28 February 2015
An Egyptian cabinet decision to end the suspension of professional football in late March but reinstitute the ban on spectators attending matches could spark renewed clashes between militant fans and security forces. The decision against the backdrop of mounting evidence that Egyptian general-turned-President Abdel Fattah Al-Sisi has no apparent intention of easing repression, implicitly acknowledges the role of fans in continued widespread opposition to his rule.
Professional football was suspended in early February after some 20 members of Ultras White Knights (UWK), the militant support group of Zamalek SC, were killed in a stampede at a Cairo stadium. The incident was likely the result of supporters seeking to gain access to a match in the absence of available tickets rather than a deliberate and planned assault by security forces. UWK is nevertheless convinced that it was targeted by security forces, much like militant supports of Zamalek arch rival Al-Ahly were three years ago.
Football has been suspended for much of the last four years since mass anti-government protests erupted in 2011 that forced President Hosni Mubarak from office. Spectators have been banned from matches that were played since 74 supporters of Al-Ahly were killed in 2012 in a politically loaded brawl in Port Said.

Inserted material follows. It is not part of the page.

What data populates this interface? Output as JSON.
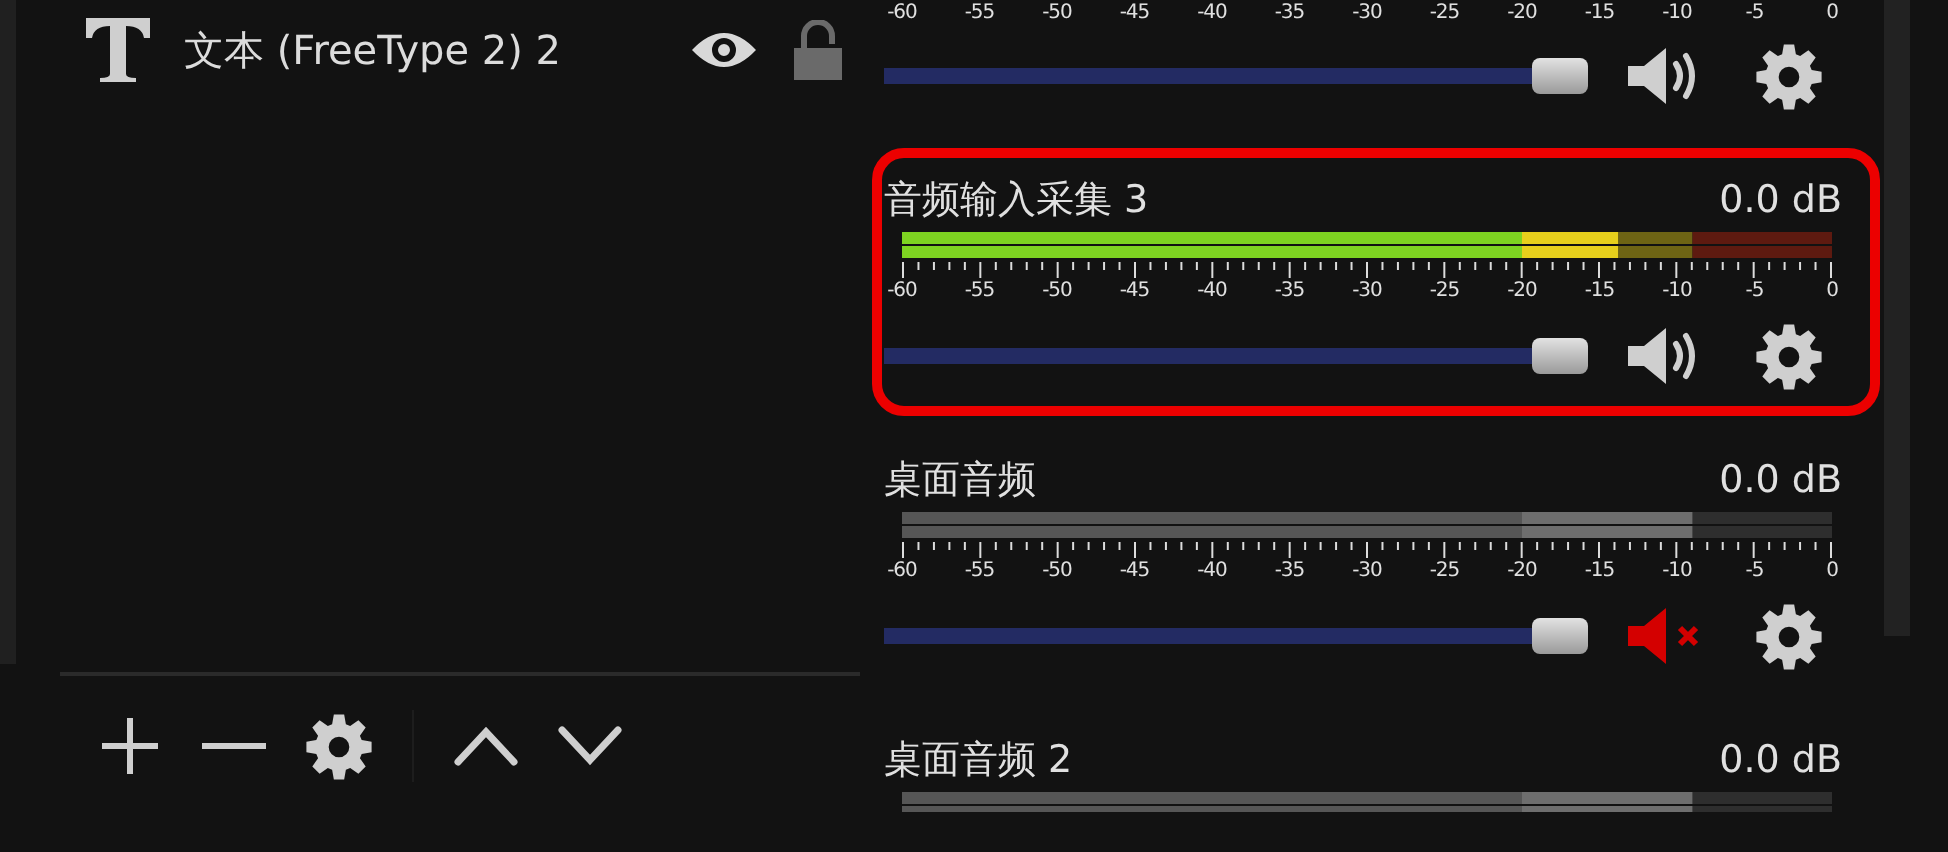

The stampede in Cairo was after Port Said, the worst sporting incident in recent Egyptian sporting history.
…James M. Dorsey is a senior fellow at the S. Rajaratnam School of International Studies, Nanyang Technological University in Singapore, co-director of the Institute of Fan Culture of the University of Wurzburg and the author of the blog, The Turbulent World of Middle East Soccer and a forthcoming book with the same title.
RSIS / Online
Last updated on 02/03/2015